Summer session will take children up to age 8.

She and Irina Yazikova, an administrator/teacher at the new school, will place wrestling mat-like coverings over the floor in the infants’ room so new crawlers and walkers don’t scratch or hurt themselves. Homemade sheets are in the works for the toddler-cots. In order to enter the school, parents will punch in key codes – different codes for each age-separated section.

Enrollees also have dance – through a partnership with DALA – and gymnastics to look forward to.

“We’re doing this to serve the community,” Fernández said, explaining that Los Alamos already has excellent schools for older children, but parents of younger children have long desired another option.

“The need has been here since ’85,” she said, “when I came to town. I tried to address it where I was teaching (at Ponderosa Montessori), but it was never enough … Now, people learning about the school are saying to me, ‘My God – thank you!’”

And although registration doesn’t officially open until May 1, the infant section is already full, she said.

She decided to make the school bilingual mainly because, to her knowledge, there is no other bilingual Montessori in northern New Mexico.

She said that although young children pick up a second language very quickly, many whose parents or grandparents speak Spanish either don’t speak it at home, or do but then lose it after a few years of school.

At Bilingual Montessori in White Rock, students will watch Spanish-language children’s television programming, sing Spanish songs and learn practical Spanish-conversion skills.

“They can order at Taco Bell in Spanish,” Fernández said. “They can talk to their grandparents. And it gives them power to do something not everyone can do.”

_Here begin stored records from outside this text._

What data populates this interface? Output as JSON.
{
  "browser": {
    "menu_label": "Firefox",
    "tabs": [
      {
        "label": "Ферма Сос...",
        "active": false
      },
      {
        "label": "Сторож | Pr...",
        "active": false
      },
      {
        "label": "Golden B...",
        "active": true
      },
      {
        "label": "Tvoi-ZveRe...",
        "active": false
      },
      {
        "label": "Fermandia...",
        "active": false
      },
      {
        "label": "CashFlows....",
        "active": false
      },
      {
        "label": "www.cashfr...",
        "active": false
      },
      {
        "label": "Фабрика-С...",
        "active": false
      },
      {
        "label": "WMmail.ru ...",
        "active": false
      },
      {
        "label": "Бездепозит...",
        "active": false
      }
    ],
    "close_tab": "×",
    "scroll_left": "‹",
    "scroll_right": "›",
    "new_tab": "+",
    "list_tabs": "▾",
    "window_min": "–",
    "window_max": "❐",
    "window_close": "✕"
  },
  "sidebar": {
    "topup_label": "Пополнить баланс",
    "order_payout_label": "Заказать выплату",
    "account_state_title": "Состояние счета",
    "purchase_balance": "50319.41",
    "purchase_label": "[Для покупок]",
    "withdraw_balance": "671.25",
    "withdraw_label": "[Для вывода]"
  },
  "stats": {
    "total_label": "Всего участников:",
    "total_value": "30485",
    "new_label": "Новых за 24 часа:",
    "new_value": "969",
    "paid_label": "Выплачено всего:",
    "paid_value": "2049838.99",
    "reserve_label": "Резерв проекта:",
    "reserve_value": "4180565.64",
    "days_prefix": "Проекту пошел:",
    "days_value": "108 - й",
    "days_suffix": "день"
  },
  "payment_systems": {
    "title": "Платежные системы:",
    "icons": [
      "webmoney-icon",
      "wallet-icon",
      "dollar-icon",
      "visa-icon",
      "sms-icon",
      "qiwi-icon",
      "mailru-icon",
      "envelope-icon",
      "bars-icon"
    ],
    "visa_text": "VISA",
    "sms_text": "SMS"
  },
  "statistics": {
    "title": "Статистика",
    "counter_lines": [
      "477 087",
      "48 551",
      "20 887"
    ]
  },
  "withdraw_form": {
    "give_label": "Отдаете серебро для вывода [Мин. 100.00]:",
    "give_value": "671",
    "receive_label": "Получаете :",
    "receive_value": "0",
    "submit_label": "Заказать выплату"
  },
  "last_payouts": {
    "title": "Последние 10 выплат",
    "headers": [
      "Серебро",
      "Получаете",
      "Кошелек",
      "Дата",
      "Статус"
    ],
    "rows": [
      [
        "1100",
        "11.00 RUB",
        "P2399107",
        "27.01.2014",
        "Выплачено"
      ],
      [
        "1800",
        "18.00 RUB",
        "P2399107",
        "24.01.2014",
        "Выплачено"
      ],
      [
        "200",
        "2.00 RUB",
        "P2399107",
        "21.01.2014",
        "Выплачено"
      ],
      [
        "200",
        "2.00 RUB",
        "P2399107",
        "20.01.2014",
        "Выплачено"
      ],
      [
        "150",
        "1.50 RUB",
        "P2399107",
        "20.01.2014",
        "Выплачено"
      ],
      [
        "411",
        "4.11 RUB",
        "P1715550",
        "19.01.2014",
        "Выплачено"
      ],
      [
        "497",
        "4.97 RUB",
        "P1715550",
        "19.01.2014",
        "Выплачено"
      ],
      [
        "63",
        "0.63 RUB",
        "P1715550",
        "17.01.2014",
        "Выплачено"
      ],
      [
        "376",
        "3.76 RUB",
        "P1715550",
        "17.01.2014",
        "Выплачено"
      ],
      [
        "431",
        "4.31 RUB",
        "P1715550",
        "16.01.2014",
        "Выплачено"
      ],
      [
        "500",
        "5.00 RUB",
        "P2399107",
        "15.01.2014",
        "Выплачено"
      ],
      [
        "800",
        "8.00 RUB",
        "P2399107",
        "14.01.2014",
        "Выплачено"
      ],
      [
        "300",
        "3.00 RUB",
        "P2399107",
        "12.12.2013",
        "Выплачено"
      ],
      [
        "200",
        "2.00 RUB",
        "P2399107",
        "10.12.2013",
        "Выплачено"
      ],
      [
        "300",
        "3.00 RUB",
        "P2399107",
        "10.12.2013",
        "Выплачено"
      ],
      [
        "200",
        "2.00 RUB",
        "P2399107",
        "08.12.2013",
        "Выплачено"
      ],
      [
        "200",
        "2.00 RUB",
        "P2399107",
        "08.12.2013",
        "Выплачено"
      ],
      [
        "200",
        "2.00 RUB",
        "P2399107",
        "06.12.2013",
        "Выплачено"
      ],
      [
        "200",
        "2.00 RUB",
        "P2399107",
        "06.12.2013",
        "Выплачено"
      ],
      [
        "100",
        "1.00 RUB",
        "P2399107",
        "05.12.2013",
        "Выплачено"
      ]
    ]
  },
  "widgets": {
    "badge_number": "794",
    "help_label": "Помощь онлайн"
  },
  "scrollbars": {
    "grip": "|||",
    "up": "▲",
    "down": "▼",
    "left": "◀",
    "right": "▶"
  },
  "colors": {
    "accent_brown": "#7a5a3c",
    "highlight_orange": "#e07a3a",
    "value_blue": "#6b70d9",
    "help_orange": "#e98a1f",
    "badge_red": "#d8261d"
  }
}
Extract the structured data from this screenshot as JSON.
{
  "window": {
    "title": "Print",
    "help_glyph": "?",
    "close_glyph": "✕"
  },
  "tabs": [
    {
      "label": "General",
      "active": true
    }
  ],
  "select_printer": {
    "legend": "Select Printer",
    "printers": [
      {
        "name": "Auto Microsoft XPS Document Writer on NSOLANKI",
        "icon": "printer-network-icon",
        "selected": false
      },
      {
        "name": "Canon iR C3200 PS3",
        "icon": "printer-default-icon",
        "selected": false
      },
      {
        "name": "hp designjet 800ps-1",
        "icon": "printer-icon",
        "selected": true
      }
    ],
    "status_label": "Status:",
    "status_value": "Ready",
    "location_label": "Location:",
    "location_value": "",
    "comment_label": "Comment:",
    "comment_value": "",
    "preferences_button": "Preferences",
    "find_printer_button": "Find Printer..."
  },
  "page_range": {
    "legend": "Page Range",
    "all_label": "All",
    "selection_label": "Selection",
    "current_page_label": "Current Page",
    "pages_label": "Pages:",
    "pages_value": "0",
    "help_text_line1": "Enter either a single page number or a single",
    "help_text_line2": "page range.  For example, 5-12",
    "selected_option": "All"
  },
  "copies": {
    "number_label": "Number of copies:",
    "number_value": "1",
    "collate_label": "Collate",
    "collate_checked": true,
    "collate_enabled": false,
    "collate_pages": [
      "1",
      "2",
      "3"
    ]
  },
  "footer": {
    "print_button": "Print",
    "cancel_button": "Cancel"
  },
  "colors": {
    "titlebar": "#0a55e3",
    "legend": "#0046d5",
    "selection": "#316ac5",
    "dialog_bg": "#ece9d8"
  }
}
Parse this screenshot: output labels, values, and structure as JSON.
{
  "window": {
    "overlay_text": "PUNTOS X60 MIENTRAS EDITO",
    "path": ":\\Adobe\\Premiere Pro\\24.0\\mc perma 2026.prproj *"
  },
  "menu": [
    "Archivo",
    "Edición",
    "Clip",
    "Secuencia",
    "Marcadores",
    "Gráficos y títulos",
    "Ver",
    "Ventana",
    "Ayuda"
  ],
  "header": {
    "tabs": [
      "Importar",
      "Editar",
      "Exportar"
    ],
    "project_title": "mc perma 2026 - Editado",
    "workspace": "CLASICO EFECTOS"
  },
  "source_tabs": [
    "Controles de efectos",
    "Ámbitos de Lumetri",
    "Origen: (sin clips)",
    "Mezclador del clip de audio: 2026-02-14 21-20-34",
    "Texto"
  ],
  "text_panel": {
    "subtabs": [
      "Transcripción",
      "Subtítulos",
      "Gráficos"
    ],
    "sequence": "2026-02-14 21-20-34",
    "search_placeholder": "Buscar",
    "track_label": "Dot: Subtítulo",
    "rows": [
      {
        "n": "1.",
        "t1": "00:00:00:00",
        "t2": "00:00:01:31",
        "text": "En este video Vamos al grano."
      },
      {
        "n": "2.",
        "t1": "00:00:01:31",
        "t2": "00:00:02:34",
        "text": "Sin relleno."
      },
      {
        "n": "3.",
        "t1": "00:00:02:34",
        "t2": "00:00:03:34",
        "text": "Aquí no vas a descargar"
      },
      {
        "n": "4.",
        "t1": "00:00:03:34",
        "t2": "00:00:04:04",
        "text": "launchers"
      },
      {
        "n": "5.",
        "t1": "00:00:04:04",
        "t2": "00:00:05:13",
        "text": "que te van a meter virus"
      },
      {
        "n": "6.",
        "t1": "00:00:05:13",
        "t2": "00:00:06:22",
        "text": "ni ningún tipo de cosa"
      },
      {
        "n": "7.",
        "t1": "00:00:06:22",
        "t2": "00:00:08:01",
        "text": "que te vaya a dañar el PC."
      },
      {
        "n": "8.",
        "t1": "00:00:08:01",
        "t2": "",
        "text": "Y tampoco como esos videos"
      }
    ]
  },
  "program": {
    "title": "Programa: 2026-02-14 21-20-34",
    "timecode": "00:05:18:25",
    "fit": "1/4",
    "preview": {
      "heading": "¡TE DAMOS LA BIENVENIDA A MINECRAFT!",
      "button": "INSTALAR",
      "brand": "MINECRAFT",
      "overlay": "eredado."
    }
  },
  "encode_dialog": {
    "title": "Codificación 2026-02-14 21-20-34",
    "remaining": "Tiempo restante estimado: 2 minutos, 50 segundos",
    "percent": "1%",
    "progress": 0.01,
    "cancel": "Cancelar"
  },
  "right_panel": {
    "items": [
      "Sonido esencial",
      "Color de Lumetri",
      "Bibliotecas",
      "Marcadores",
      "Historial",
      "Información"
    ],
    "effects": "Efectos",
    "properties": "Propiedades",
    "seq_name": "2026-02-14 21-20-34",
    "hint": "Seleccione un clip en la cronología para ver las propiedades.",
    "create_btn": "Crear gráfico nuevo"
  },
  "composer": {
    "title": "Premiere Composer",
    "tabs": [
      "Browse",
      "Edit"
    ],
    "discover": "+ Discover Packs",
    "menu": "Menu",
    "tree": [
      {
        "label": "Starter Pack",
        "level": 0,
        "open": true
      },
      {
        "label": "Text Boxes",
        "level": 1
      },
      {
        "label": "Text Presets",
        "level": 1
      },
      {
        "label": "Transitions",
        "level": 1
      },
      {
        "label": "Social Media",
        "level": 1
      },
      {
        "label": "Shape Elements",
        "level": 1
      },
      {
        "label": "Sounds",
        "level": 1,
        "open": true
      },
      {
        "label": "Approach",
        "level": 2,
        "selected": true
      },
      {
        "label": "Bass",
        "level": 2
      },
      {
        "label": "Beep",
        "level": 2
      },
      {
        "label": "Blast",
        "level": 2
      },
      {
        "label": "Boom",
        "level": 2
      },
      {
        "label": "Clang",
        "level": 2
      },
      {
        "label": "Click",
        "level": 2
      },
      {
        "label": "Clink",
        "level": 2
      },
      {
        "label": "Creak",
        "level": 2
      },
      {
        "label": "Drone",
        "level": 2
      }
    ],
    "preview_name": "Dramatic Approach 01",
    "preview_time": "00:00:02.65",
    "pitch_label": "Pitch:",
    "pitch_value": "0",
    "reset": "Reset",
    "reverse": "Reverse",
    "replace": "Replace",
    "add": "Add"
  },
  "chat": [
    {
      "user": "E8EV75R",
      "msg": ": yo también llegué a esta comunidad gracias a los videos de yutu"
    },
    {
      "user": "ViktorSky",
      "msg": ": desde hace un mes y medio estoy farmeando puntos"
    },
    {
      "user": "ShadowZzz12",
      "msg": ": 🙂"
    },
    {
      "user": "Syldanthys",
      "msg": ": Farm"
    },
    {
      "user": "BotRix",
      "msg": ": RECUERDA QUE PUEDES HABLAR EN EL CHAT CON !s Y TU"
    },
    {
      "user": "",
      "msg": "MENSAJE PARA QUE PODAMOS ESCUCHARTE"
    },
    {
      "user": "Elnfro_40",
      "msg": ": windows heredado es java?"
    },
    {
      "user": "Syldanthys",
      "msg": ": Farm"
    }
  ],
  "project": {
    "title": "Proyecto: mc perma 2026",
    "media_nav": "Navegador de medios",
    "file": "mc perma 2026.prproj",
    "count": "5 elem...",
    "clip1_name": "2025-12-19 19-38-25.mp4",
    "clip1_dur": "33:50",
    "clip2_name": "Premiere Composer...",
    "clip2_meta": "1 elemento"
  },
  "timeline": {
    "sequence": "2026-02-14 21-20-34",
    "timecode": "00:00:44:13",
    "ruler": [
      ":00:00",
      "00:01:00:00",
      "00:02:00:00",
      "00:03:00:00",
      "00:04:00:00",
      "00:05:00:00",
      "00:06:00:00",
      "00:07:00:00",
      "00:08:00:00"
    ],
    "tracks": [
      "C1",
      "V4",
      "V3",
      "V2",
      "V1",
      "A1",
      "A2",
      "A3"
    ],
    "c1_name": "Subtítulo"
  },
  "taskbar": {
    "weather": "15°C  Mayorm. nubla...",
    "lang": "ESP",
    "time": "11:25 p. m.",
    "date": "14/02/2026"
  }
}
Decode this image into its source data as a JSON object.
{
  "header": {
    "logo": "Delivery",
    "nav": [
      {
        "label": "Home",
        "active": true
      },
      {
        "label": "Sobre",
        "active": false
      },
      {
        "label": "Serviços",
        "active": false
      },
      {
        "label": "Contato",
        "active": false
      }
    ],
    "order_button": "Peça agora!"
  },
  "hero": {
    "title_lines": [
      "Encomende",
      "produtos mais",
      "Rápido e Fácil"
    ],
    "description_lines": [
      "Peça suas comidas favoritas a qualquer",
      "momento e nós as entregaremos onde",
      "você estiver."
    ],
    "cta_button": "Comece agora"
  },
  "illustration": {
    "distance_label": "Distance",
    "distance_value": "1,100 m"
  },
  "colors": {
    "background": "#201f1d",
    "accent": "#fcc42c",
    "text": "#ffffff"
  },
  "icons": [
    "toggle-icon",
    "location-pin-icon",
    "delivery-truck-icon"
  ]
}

In the Montessori tradition, the school will teach a variety of practical skills, such as cutting bread, making their own sandwiches and peeling potatoes. Not only do these activities help children build independence, but they also promote finger/hand strength and coordination, which helps children with writing later on.

Also in line with other Montessori schools, students will learn in mixed-age classrooms, where older children teach the younger ones, and everyone can go at his or her own pace.

“The older kids love to be teachers,” Fernández said, adding that the school highly encourages sharing of toys as well as knowledge.

“We promote the concept of the family,” she said. “It’s not yours. It’s not mine. We’re a community.”

Fernández plans to bring that idea out into the community as well, partnering with DALA and the White Rock Senior Center, where she hopes to connect children with senior volunteers – benefiting both the children and the seniors, many of whom are separated from their grandchildren.

One of her former students took the sharing lesson to heart – and came back to prove it years after he knew Fernández in school. Andy Spall, 23, now a resident of Chama, called his former teacher and volunteered to paint her school, which is several thousand square feet.

“He said, ‘Since you helped me so much, I want to help you,’” Fernández said. “He spent two weeks painting the whole school … That was really touching.”

She added, “That’s why you teach. They grow up and remember you.”

Bilingual Montessori will hold an open house from 5-6 p.m. May 29. The first day of summer school will be June 2, and the fall semester begins Aug. 18. Check out www.bilingualmontessorischool.com for more information, including registration forms, or call the school at 670-4560.